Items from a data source
* * * *

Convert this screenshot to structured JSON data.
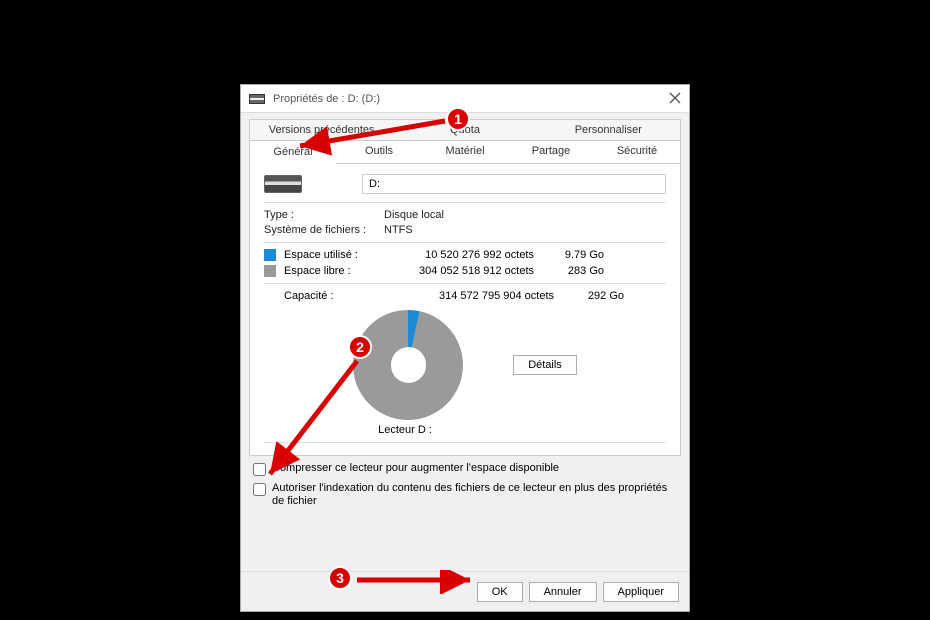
{
  "window": {
    "title": "Propriétés de : D: (D:)"
  },
  "tabs": {
    "row1": [
      "Versions précédentes",
      "Quota",
      "Personnaliser"
    ],
    "row2": [
      "Général",
      "Outils",
      "Matériel",
      "Partage",
      "Sécurité"
    ]
  },
  "drive": {
    "name_value": "D:",
    "type_label": "Type :",
    "type_value": "Disque local",
    "fs_label": "Système de fichiers :",
    "fs_value": "NTFS"
  },
  "usage": {
    "used_label": "Espace utilisé :",
    "used_bytes": "10 520 276 992 octets",
    "used_gb": "9.79 Go",
    "free_label": "Espace libre :",
    "free_bytes": "304 052 518 912 octets",
    "free_gb": "283 Go",
    "cap_label": "Capacité :",
    "cap_bytes": "314 572 795 904 octets",
    "cap_gb": "292 Go"
  },
  "pie": {
    "lecteur_label": "Lecteur D :",
    "details_btn": "Détails"
  },
  "checks": {
    "compress": "Compresser ce lecteur pour augmenter l'espace disponible",
    "index": "Autoriser l'indexation du contenu des fichiers de ce lecteur en plus des propriétés de fichier"
  },
  "buttons": {
    "ok": "OK",
    "cancel": "Annuler",
    "apply": "Appliquer"
  },
  "annotations": {
    "m1": "1",
    "m2": "2",
    "m3": "3"
  }
}
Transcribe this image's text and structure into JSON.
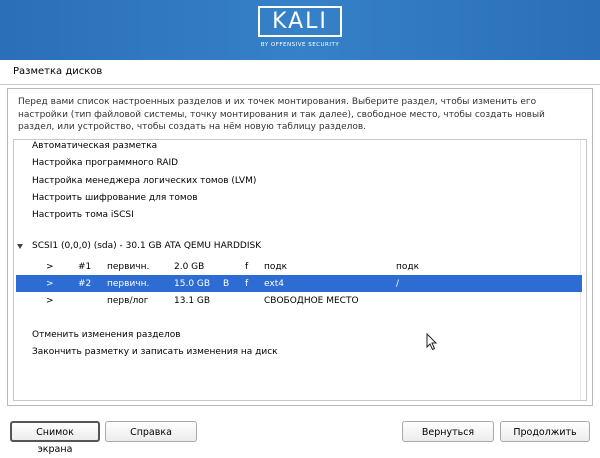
{
  "banner": {
    "logo_text": "KALI",
    "logo_subtext": "BY OFFENSIVE SECURITY"
  },
  "window": {
    "title": "Разметка дисков"
  },
  "description": "Перед вами список настроенных разделов и их точек монтирования. Выберите раздел, чтобы изменить его настройки (тип файловой системы, точку монтирования и так далее), свободное место, чтобы создать новый раздел, или устройство, чтобы создать на нём новую таблицу разделов.",
  "menu_items": [
    "Автоматическая разметка",
    "Настройка программного RAID",
    "Настройка менеджера логических томов (LVM)",
    "Настроить шифрование для томов",
    "Настроить тома iSCSI"
  ],
  "disk": {
    "label": "SCSI1 (0,0,0) (sda) - 30.1 GB ATA QEMU HARDDISK",
    "partitions": [
      {
        "arrow": ">",
        "num": "#1",
        "type": "первичн.",
        "size": "2.0 GB",
        "bootable": "",
        "format": "f",
        "fs": "подк",
        "mount": "подк"
      },
      {
        "arrow": ">",
        "num": "#2",
        "type": "первичн.",
        "size": "15.0 GB",
        "bootable": "B",
        "format": "f",
        "fs": "ext4",
        "mount": "/"
      },
      {
        "arrow": ">",
        "num": "",
        "type": "перв/лог",
        "size": "13.1 GB",
        "bootable": "",
        "format": "",
        "fs": "СВОБОДНОЕ МЕСТО",
        "mount": ""
      }
    ]
  },
  "actions": [
    "Отменить изменения разделов",
    "Закончить разметку и записать изменения на диск"
  ],
  "buttons": {
    "screenshot": "Снимок экрана",
    "help": "Справка",
    "back": "Вернуться",
    "continue": "Продолжить"
  },
  "colors": {
    "banner": "#3681c8",
    "selection": "#2c6cd3"
  }
}
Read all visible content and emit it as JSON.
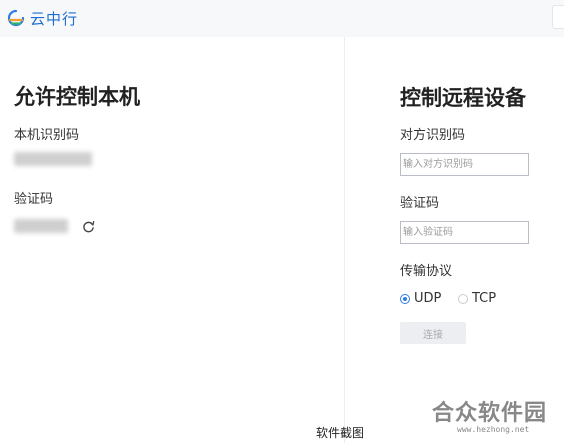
{
  "app": {
    "name": "云中行",
    "icon": "cloud-logo-icon",
    "brand_color": "#1f6fd1"
  },
  "left_panel": {
    "title": "允许控制本机",
    "device_id_label": "本机识别码",
    "device_id_value": "",
    "verify_code_label": "验证码",
    "verify_code_value": "",
    "refresh_icon": "refresh-icon"
  },
  "right_panel": {
    "title": "控制远程设备",
    "partner_id_label": "对方识别码",
    "partner_id_placeholder": "输入对方识别码",
    "verify_code_label": "验证码",
    "verify_code_placeholder": "输入验证码",
    "protocol_label": "传输协议",
    "protocols": [
      {
        "label": "UDP",
        "selected": true
      },
      {
        "label": "TCP",
        "selected": false
      }
    ],
    "connect_label": "连接"
  },
  "watermark": {
    "logo_text": "合众软件园",
    "url": "www.hezhong.net"
  },
  "caption": "软件截图",
  "colors": {
    "accent": "#2f7de1",
    "disabled_button": "#eceef1"
  }
}
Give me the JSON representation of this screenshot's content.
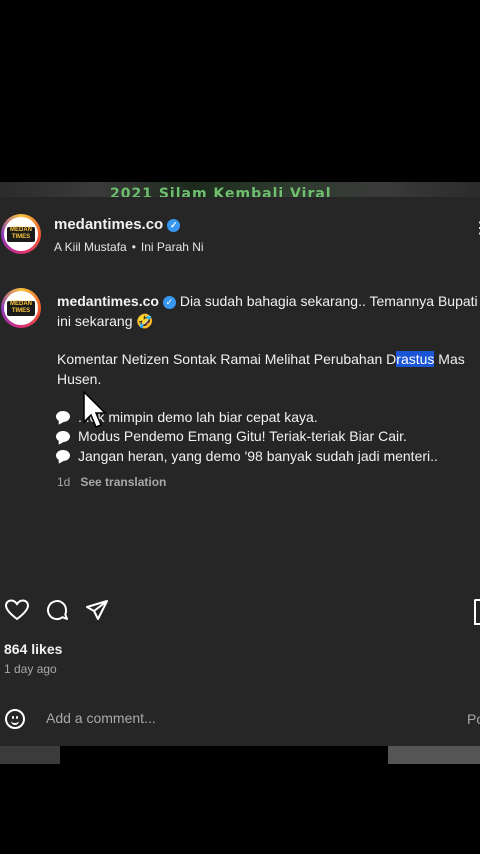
{
  "background": {
    "top_strip_text": "2021 Silam Kembali Viral"
  },
  "post": {
    "username": "medantimes.co",
    "verified": true,
    "audio_artist": "A Kiil Mustafa",
    "audio_title": "Ini Parah Ni",
    "more_icon": "more-dots-icon",
    "avatar_text": "MEDAN TIMES"
  },
  "caption": {
    "username": "medantimes.co",
    "line1": "Dia sudah bahagia sekarang.. Temannya Bupati ini sekarang 🤣",
    "para2_before": "Komentar Netizen Sontak Ramai Melihat Perubahan D",
    "para2_highlight": "rastus",
    "para2_after": " Mas Husen.",
    "comments": [
      "...ek mimpin demo lah biar cepat kaya.",
      "Modus Pendemo Emang Gitu! Teriak-teriak Biar Cair.",
      "Jangan heran, yang demo '98 banyak sudah jadi menteri.."
    ],
    "time": "1d",
    "see_translation": "See translation"
  },
  "actions": {
    "like_icon": "heart-icon",
    "comment_icon": "comment-icon",
    "share_icon": "share-icon",
    "save_icon": "bookmark-icon"
  },
  "stats": {
    "likes": "864 likes",
    "posted": "1 day ago"
  },
  "comment_bar": {
    "placeholder": "Add a comment...",
    "post_label": "Post",
    "emoji_icon": "emoji-icon"
  },
  "colors": {
    "panel": "#262626",
    "verified": "#3897f0",
    "highlight": "#1a55d6",
    "muted": "#a8a8a8"
  }
}
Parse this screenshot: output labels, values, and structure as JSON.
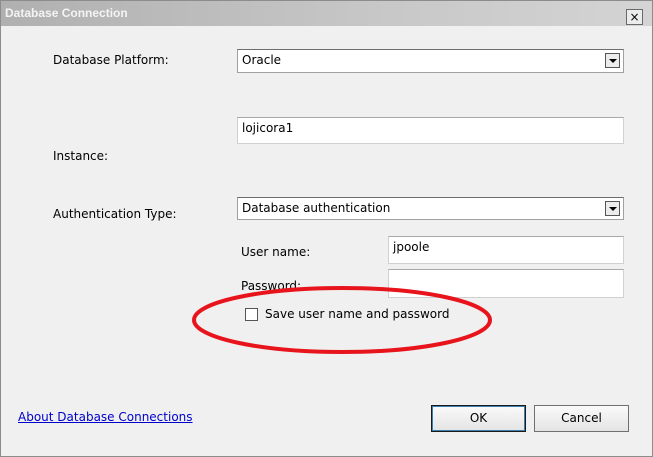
{
  "window": {
    "title": "Database Connection",
    "close_label": "×"
  },
  "form": {
    "platform_label": "Database Platform:",
    "platform_value": "Oracle",
    "instance_label": "Instance:",
    "instance_value": "lojicora1",
    "auth_label": "Authentication Type:",
    "auth_value": "Database authentication",
    "username_label": "User name:",
    "username_value": "jpoole",
    "password_label": "Password:",
    "password_value": "",
    "save_checkbox_label": "Save user name and password",
    "save_checked": false
  },
  "footer": {
    "help_link": "About Database Connections",
    "ok_label": "OK",
    "cancel_label": "Cancel"
  },
  "annotation": {
    "highlight_color": "#e8141c"
  }
}
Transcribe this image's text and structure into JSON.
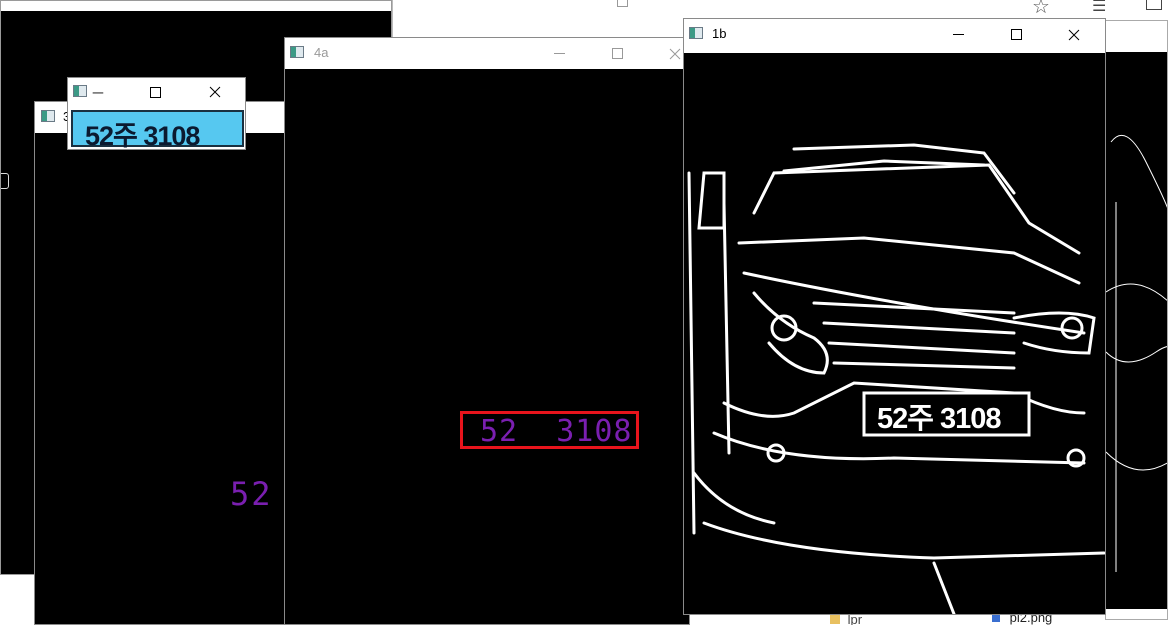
{
  "windows": {
    "bg_top": {
      "title": ""
    },
    "w3": {
      "title": "3",
      "side_text": "52"
    },
    "w_plate": {
      "title": "ㅡ",
      "plate_text": "52주 3108"
    },
    "w4a": {
      "title": "4a",
      "detected_text": "52  3108"
    },
    "w1b": {
      "title": "1b",
      "plate_text": "52주 3108"
    },
    "explorer": {
      "item1": "lpr",
      "item2": "pl2.png"
    }
  },
  "colors": {
    "detect_box": "#e8141c",
    "purple_text": "#7a1fb0",
    "plate_blue": "#56c8f0"
  }
}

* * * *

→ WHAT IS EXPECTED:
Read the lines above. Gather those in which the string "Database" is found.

→ THE COMPLETED TASK:
    "title": "Database Connection",
    "platform_label": "Database Platform:",
    "auth_value": "Database authentication",
    "help_link": "About Database Connections",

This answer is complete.